Toronto bassist Dave Young has a rich history as a partner to pianists, most notably Oscar Peterson, Kenny Barron and Oliver Jones. He also has a distinguished career as a bandleader, putting together groups devoted to specific modern jazz repertoire, including the compositions of Horace Silver and Charles Mingus. Ides of March continues that neo-classical approach, with half the repertoire composed by Herbie Hancock. There’s also a certain special resonance in the instrumental makeup. The quartet includes trumpeter Kevin Turcotte, guitarist Reg Schwager and drummer Terry Clarke, each a first-call musician with a refined execution. The band’s conception resembles trumpeter Art Farmer’s 1960s quartet with guitarist Jim Hall, an island of artful elegance in a clamorous decade.
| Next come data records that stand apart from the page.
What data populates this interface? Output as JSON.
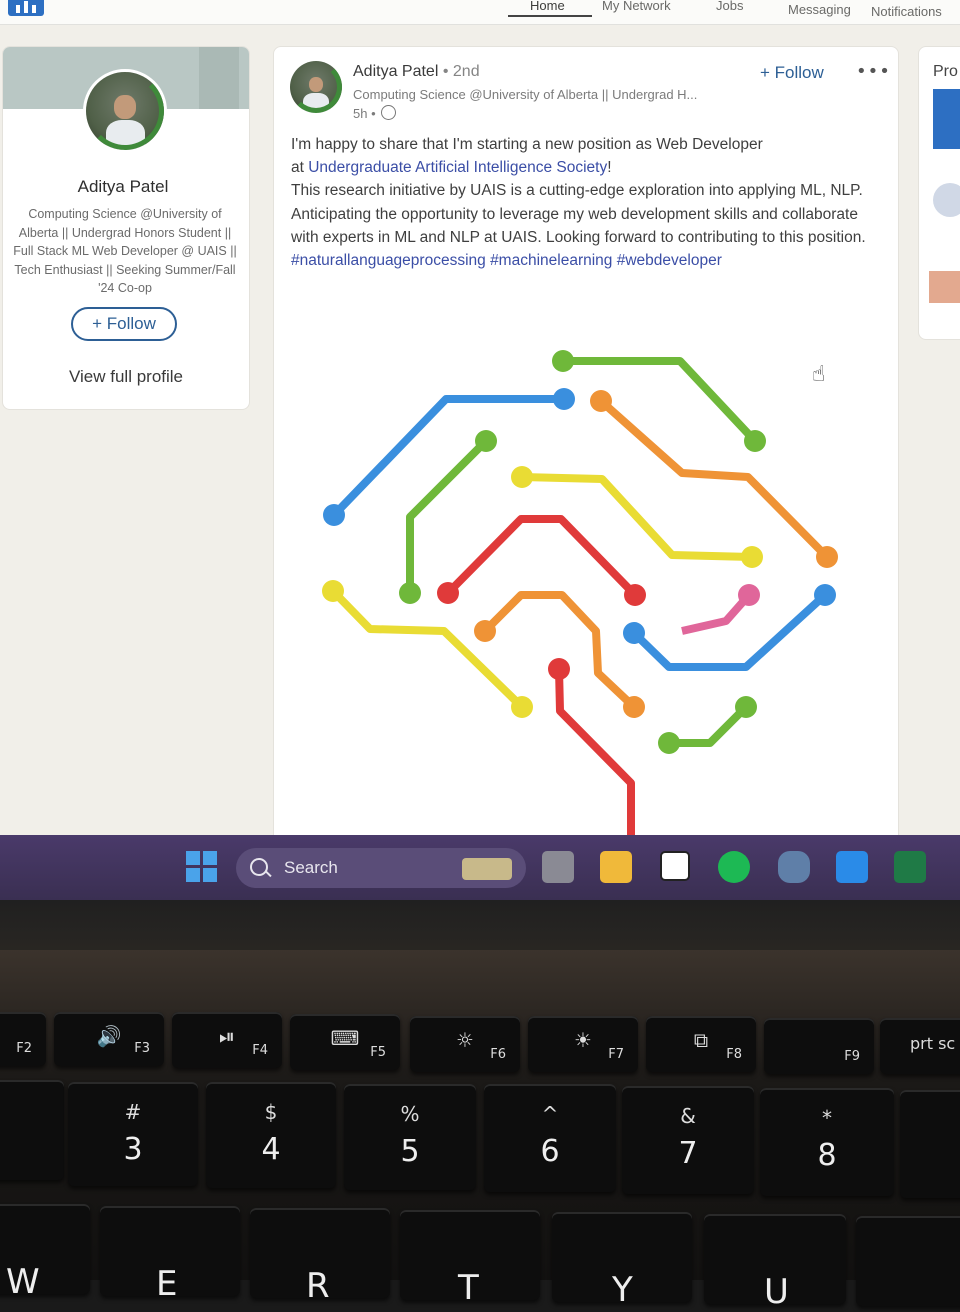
{
  "nav": {
    "items": [
      "Home",
      "My Network",
      "Jobs",
      "Messaging",
      "Notifications"
    ]
  },
  "profile": {
    "name": "Aditya Patel",
    "headline": "Computing Science @University of Alberta || Undergrad Honors Student || Full Stack ML Web Developer @ UAIS || Tech Enthusiast || Seeking Summer/Fall '24 Co-op",
    "follow_label": "+ Follow",
    "view_profile_label": "View full profile"
  },
  "post": {
    "author": "Aditya Patel",
    "degree": "• 2nd",
    "author_headline": "Computing Science @University of Alberta || Undergrad H...",
    "time": "5h •",
    "follow_label": "+ Follow",
    "more_label": "•••",
    "text_line1": "I'm happy to share that I'm starting a new position as Web Developer",
    "text_line2_prefix": "at ",
    "text_org": "Undergraduate Artificial Intelligence Society",
    "text_line2_suffix": "!",
    "text_line3": "This research initiative by UAIS is a cutting-edge exploration into applying ML, NLP. Anticipating the opportunity to leverage my web development skills and collaborate with experts in ML and NLP at UAIS. Looking forward to contributing to this position.",
    "hashtags": "#naturallanguageprocessing #machinelearning #webdeveloper"
  },
  "side": {
    "title": "Pro"
  },
  "taskbar": {
    "search_label": "Search"
  },
  "keyboard": {
    "fn_row": [
      {
        "sym": "",
        "fn": "F2"
      },
      {
        "sym": "🔊",
        "fn": "F3"
      },
      {
        "sym": "⏯",
        "fn": "F4"
      },
      {
        "sym": "⌨",
        "fn": "F5"
      },
      {
        "sym": "☼",
        "fn": "F6"
      },
      {
        "sym": "☀",
        "fn": "F7"
      },
      {
        "sym": "⧉",
        "fn": "F8"
      },
      {
        "sym": "",
        "fn": "F9"
      },
      {
        "sym": "",
        "fn": "prt sc"
      }
    ],
    "num_row": [
      {
        "top": "@",
        "num": ""
      },
      {
        "top": "#",
        "num": "3"
      },
      {
        "top": "$",
        "num": "4"
      },
      {
        "top": "%",
        "num": "5"
      },
      {
        "top": "^",
        "num": "6"
      },
      {
        "top": "&",
        "num": "7"
      },
      {
        "top": "*",
        "num": "8"
      },
      {
        "top": "(",
        "num": ""
      }
    ],
    "letter_row": [
      "W",
      "E",
      "R",
      "T",
      "Y",
      "U"
    ]
  },
  "colors": {
    "link": "#3b4ea6",
    "follow": "#2d5f95",
    "brain_blue": "#3a8fde",
    "brain_green": "#6fb83a",
    "brain_orange": "#ef9336",
    "brain_yellow": "#e9dc34",
    "brain_red": "#e03a3a",
    "brain_pink": "#e0669a"
  }
}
Turcotte’s role as the offscreen trumpet voice in Born to Be Blue, the dramatized biography of Chet Baker, testifies to his warmth and economy, while Schwager possesses liquid lyricism and harmonic depth. Together they emphasize the melodic grace of Hancock’s Speak like a Child or Gershwin’s My Man’s Gone Now (a favourite of Miles Davis and Bill Evans, here distinguished by a limpidly melancholic introduction by Young and Schwager), but they also find nuance in more aggressive material, like Lee Morgan’s Speedball or Hancock’s One Finger Snap, both consistently motivated by Clarke’s crisp articulation and subtle inflections.
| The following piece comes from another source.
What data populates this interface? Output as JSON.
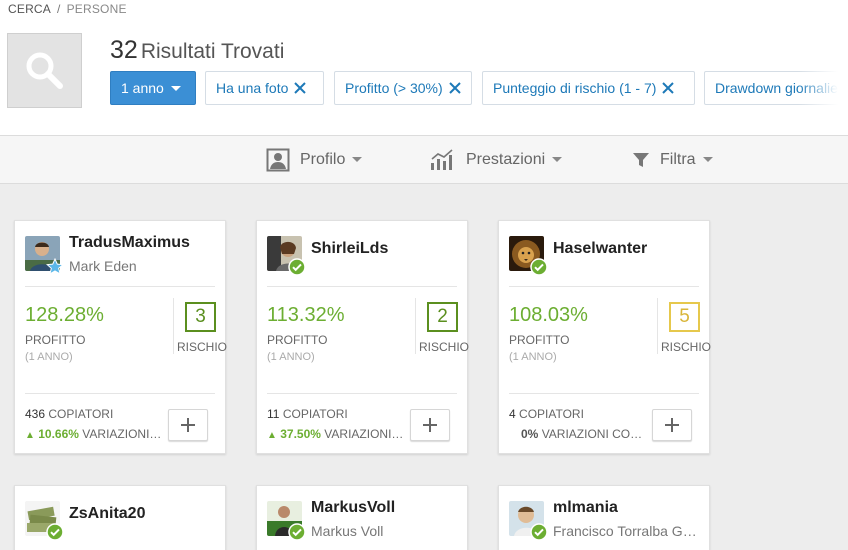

It’s a thoughtful, often reflective program, further enhanced by a developed account of Niels Lan Doky’s angular, slightly dissonant The Target and Young’s own, slightly pensive, title track.